* YOUR GOAL
All records below must be reproduced exactly, although any pictures they contain are to be omitted.

* RECORDS FOR PROCESSING
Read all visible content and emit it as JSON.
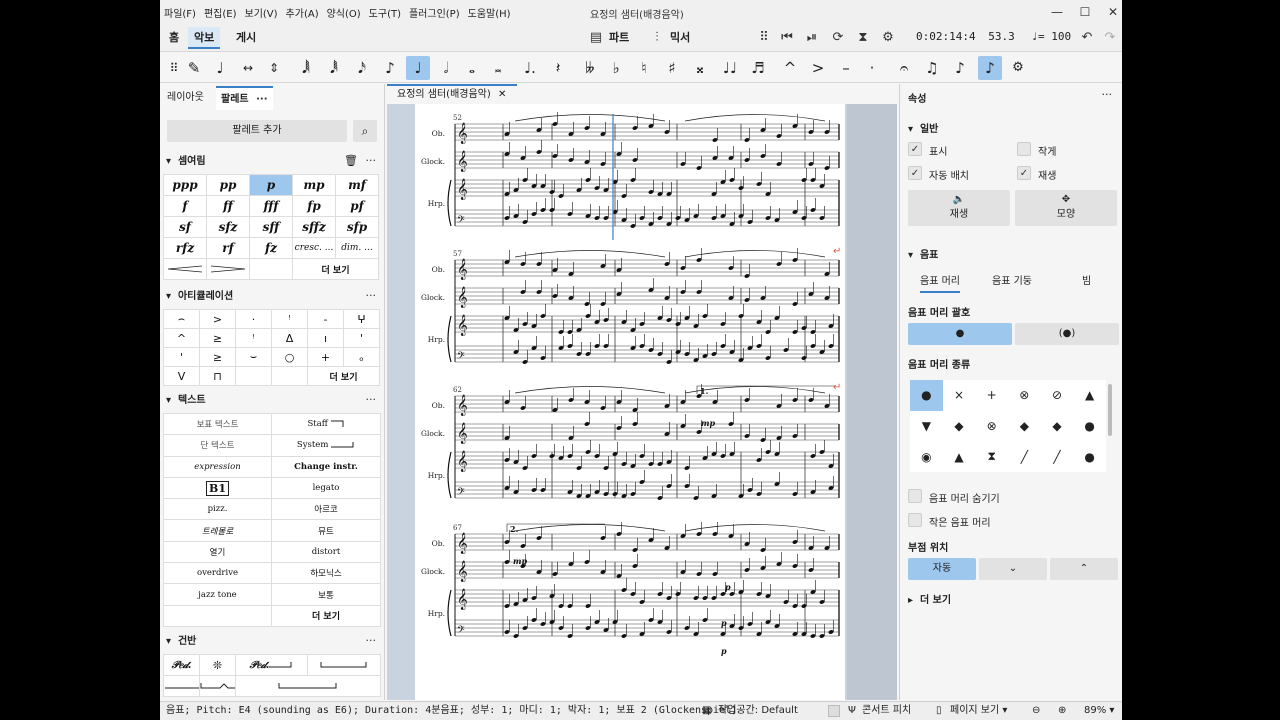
{
  "window": {
    "title": "요정의 샘터(배경음악)",
    "menus": [
      "파일(F)",
      "편집(E)",
      "보기(V)",
      "추가(A)",
      "양식(O)",
      "도구(T)",
      "플러그인(P)",
      "도움말(H)"
    ],
    "controls": {
      "minimize": "—",
      "maximize": "☐",
      "close": "✕"
    }
  },
  "topbar": {
    "tabs": [
      {
        "label": "홈"
      },
      {
        "label": "악보"
      },
      {
        "label": "게시"
      }
    ],
    "active_tab": "악보",
    "parts_label": "파트",
    "mixer_label": "믹서",
    "timecode": "0:02:14:4",
    "measure_beat": "53.3",
    "tempo": "♩= 100"
  },
  "palettes": {
    "tabs": {
      "layout": "레이아웃",
      "palette": "팔레트",
      "more": "···"
    },
    "add_palette": "팔레트 추가",
    "dynamics": {
      "title": "셈여림",
      "items": [
        "ppp",
        "pp",
        "p",
        "mp",
        "mf",
        "f",
        "ff",
        "fff",
        "fp",
        "pf",
        "sf",
        "sfz",
        "sff",
        "sffz",
        "sfp",
        "rfz",
        "rf",
        "fz",
        "cresc. ...",
        "dim. ..."
      ],
      "selected": "p",
      "more": "더 보기"
    },
    "articulations": {
      "title": "아티큘레이션",
      "items": [
        "⌢",
        ">",
        "·",
        "ꜝ",
        "-",
        "ⵖ",
        "^",
        "≥",
        "ꜝ",
        "Δ",
        "ı",
        "ꞌ",
        "ꞌ",
        "≥",
        "⌣",
        "○",
        "+",
        "ₒ",
        "V",
        "⊓"
      ],
      "more": "더 보기"
    },
    "text": {
      "title": "텍스트",
      "items": [
        "보표 텍스트",
        "Staff",
        "단 텍스트",
        "System",
        "expression",
        "Change instr.",
        "B1",
        "legato",
        "pizz.",
        "아르코",
        "트레몰로",
        "뮤트",
        "열기",
        "distort",
        "overdrive",
        "하모닉스",
        "jazz tone",
        "보통",
        "",
        "더 보기"
      ]
    },
    "keyboard": {
      "title": "건반",
      "items": [
        "𝒫𝑒𝒹.",
        "❊",
        "𝒫𝑒𝒹.",
        "",
        "",
        "",
        ""
      ]
    }
  },
  "score": {
    "tab_title": "요정의 샘터(배경음악)",
    "instruments": [
      "Ob.",
      "Glock.",
      "Hrp."
    ],
    "systems": [
      {
        "measure": "52"
      },
      {
        "measure": "57"
      },
      {
        "measure": "62",
        "volta": "1."
      },
      {
        "measure": "67",
        "volta": "2."
      }
    ],
    "dynamics_marks": [
      "mp",
      "mp",
      "p",
      "p",
      "p"
    ]
  },
  "properties": {
    "title": "속성",
    "more": "···",
    "general": {
      "title": "일반",
      "visible": "표시",
      "cue": "작게",
      "auto_place": "자동 배치",
      "play": "재생",
      "play_btn": "재생",
      "appearance_btn": "모양"
    },
    "note": {
      "title": "음표",
      "tabs": [
        "음표 머리",
        "음표 기둥",
        "빔"
      ],
      "head_bracket_title": "음표 머리 괄호",
      "head_bracket_options": [
        "●",
        "(●)"
      ],
      "head_type_title": "음표 머리 종류",
      "head_types": [
        "●",
        "×",
        "+",
        "⊗",
        "⊘",
        "▲",
        "▼",
        "◆",
        "⊗",
        "◆",
        "◆",
        "●",
        "◉",
        "▲",
        "⧗",
        "╱",
        "╱",
        "●"
      ],
      "hide_head": "음표 머리 숨기기",
      "small_head": "작은 음표 머리",
      "dot_position_title": "부점 위치",
      "dot_positions": [
        "자동",
        "⌄",
        "⌃"
      ],
      "show_more": "더 보기"
    }
  },
  "statusbar": {
    "text": "음표; Pitch: E4 (sounding as E6); Duration: 4분음표; 성부: 1; 마디: 1; 박자: 1; 보표 2 (Glockenspiel)",
    "workspace": "작업공간: Default",
    "concert_pitch": "콘서트 피치",
    "page_view": "페이지 보기",
    "zoom": "89%"
  },
  "colors": {
    "accent": "#3b7fc4",
    "selection": "#9ec7ee",
    "canvas": "#c9d3df"
  }
}
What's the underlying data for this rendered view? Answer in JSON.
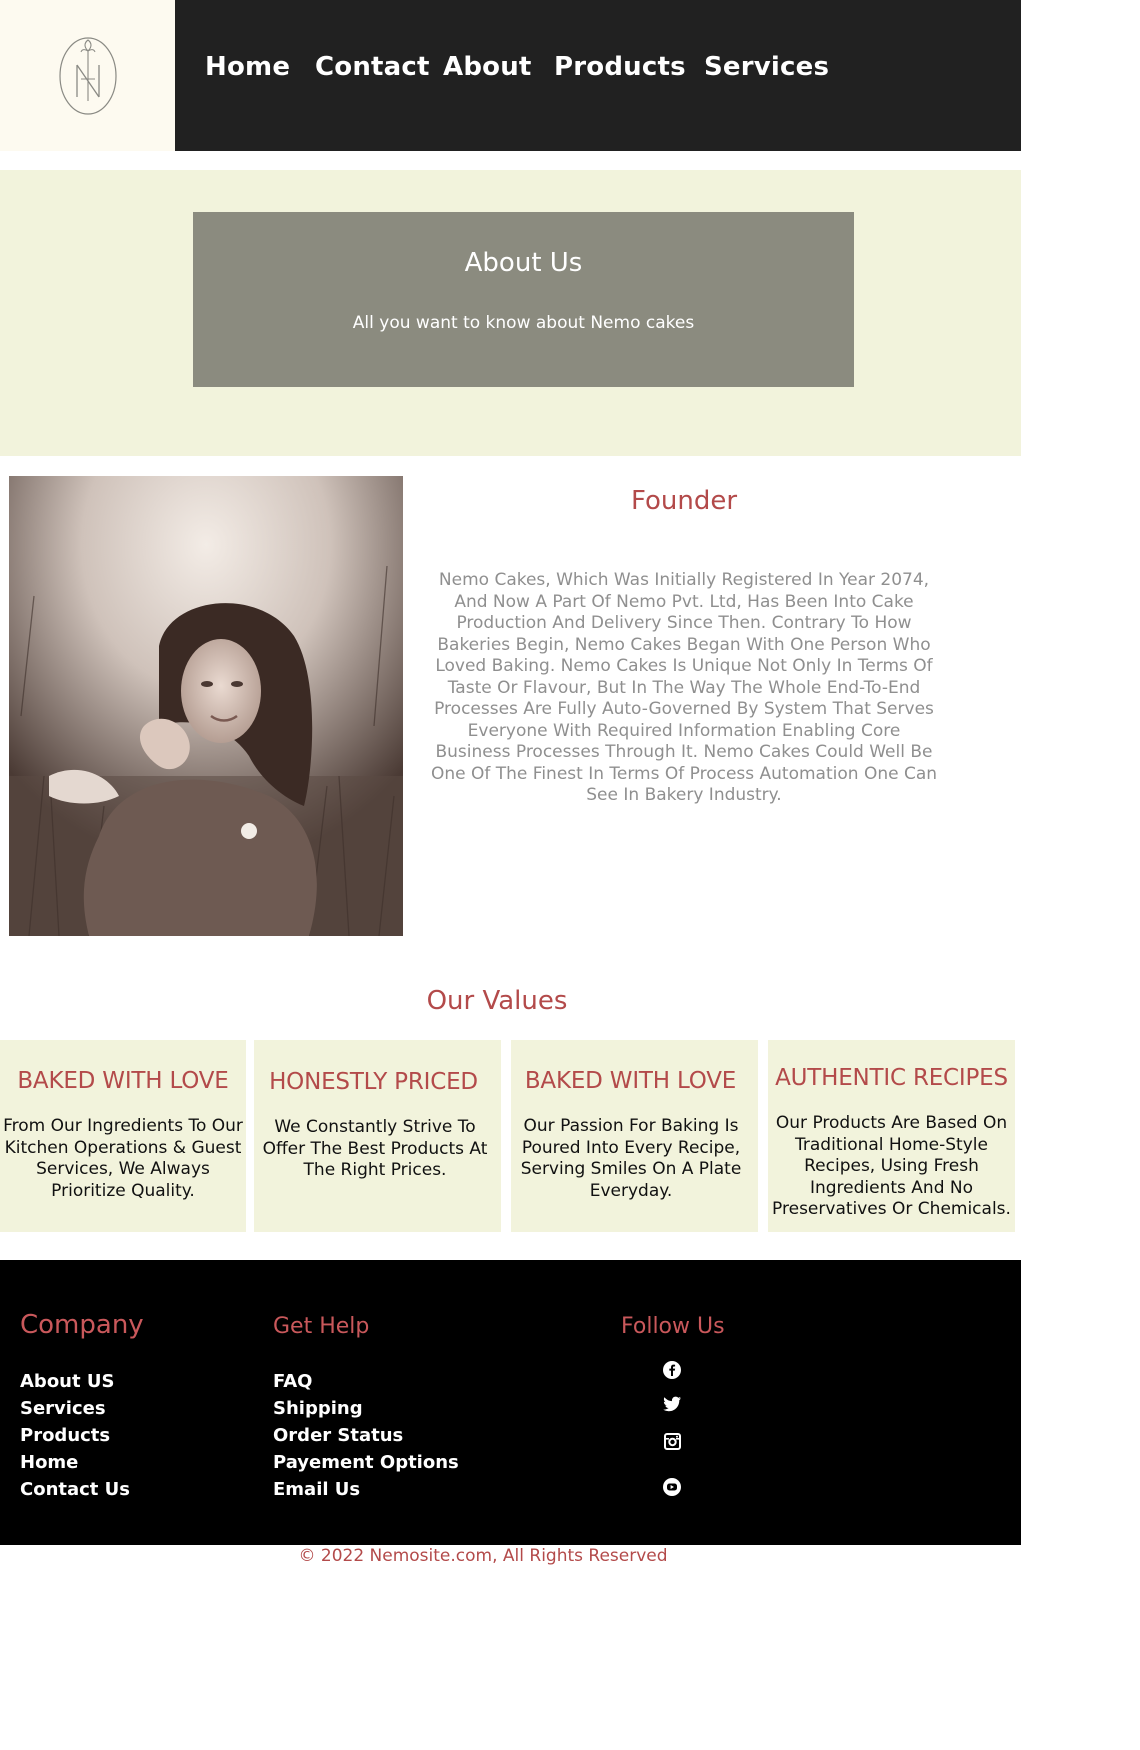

* RESULT FOR THIS EXERCISE
Read all visible content and emit it as JSON.
{
  "window": {
    "title": "요정의 샘터(배경음악)",
    "menus": [
      "파일(F)",
      "편집(E)",
      "보기(V)",
      "추가(A)",
      "양식(O)",
      "도구(T)",
      "플러그인(P)",
      "도움말(H)"
    ],
    "controls": {
      "minimize": "—",
      "maximize": "☐",
      "close": "✕"
    }
  },
  "topbar": {
    "tabs": [
      {
        "label": "홈"
      },
      {
        "label": "악보"
      },
      {
        "label": "게시"
      }
    ],
    "active_tab": "악보",
    "parts_label": "파트",
    "mixer_label": "믹서",
    "timecode": "0:02:14:4",
    "measure_beat": "53.3",
    "tempo": "♩= 100"
  },
  "palettes": {
    "tabs": {
      "layout": "레이아웃",
      "palette": "팔레트",
      "more": "···"
    },
    "add_palette": "팔레트 추가",
    "dynamics": {
      "title": "셈여림",
      "items": [
        "ppp",
        "pp",
        "p",
        "mp",
        "mf",
        "f",
        "ff",
        "fff",
        "fp",
        "pf",
        "sf",
        "sfz",
        "sff",
        "sffz",
        "sfp",
        "rfz",
        "rf",
        "fz",
        "cresc. ...",
        "dim. ..."
      ],
      "selected": "p",
      "more": "더 보기"
    },
    "articulations": {
      "title": "아티큘레이션",
      "items": [
        "⌢",
        ">",
        "·",
        "ꜝ",
        "-",
        "ⵖ",
        "^",
        "≥",
        "ꜝ",
        "Δ",
        "ı",
        "ꞌ",
        "ꞌ",
        "≥",
        "⌣",
        "○",
        "+",
        "ₒ",
        "V",
        "⊓"
      ],
      "more": "더 보기"
    },
    "text": {
      "title": "텍스트",
      "items": [
        "보표 텍스트",
        "Staff",
        "단 텍스트",
        "System",
        "expression",
        "Change instr.",
        "B1",
        "legato",
        "pizz.",
        "아르코",
        "트레몰로",
        "뮤트",
        "열기",
        "distort",
        "overdrive",
        "하모닉스",
        "jazz tone",
        "보통",
        "",
        "더 보기"
      ]
    },
    "keyboard": {
      "title": "건반",
      "items": [
        "𝒫𝑒𝒹.",
        "❊",
        "𝒫𝑒𝒹.",
        "",
        "",
        "",
        ""
      ]
    }
  },
  "score": {
    "tab_title": "요정의 샘터(배경음악)",
    "instruments": [
      "Ob.",
      "Glock.",
      "Hrp."
    ],
    "systems": [
      {
        "measure": "52"
      },
      {
        "measure": "57"
      },
      {
        "measure": "62",
        "volta": "1."
      },
      {
        "measure": "67",
        "volta": "2."
      }
    ],
    "dynamics_marks": [
      "mp",
      "mp",
      "p",
      "p",
      "p"
    ]
  },
  "properties": {
    "title": "속성",
    "more": "···",
    "general": {
      "title": "일반",
      "visible": "표시",
      "cue": "작게",
      "auto_place": "자동 배치",
      "play": "재생",
      "play_btn": "재생",
      "appearance_btn": "모양"
    },
    "note": {
      "title": "음표",
      "tabs": [
        "음표 머리",
        "음표 기둥",
        "빔"
      ],
      "head_bracket_title": "음표 머리 괄호",
      "head_bracket_options": [
        "●",
        "(●)"
      ],
      "head_type_title": "음표 머리 종류",
      "head_types": [
        "●",
        "×",
        "+",
        "⊗",
        "⊘",
        "▲",
        "▼",
        "◆",
        "⊗",
        "◆",
        "◆",
        "●",
        "◉",
        "▲",
        "⧗",
        "╱",
        "╱",
        "●"
      ],
      "hide_head": "음표 머리 숨기기",
      "small_head": "작은 음표 머리",
      "dot_position_title": "부점 위치",
      "dot_positions": [
        "자동",
        "⌄",
        "⌃"
      ],
      "show_more": "더 보기"
    }
  },
  "statusbar": {
    "text": "음표; Pitch: E4 (sounding as E6); Duration: 4분음표; 성부: 1; 마디: 1; 박자: 1; 보표 2 (Glockenspiel)",
    "workspace": "작업공간: Default",
    "concert_pitch": "콘서트 피치",
    "page_view": "페이지 보기",
    "zoom": "89%"
  },
  "colors": {
    "accent": "#3b7fc4",
    "selection": "#9ec7ee",
    "canvas": "#c9d3df"
  }
}
What's the underlying data for this rendered view? Answer in JSON.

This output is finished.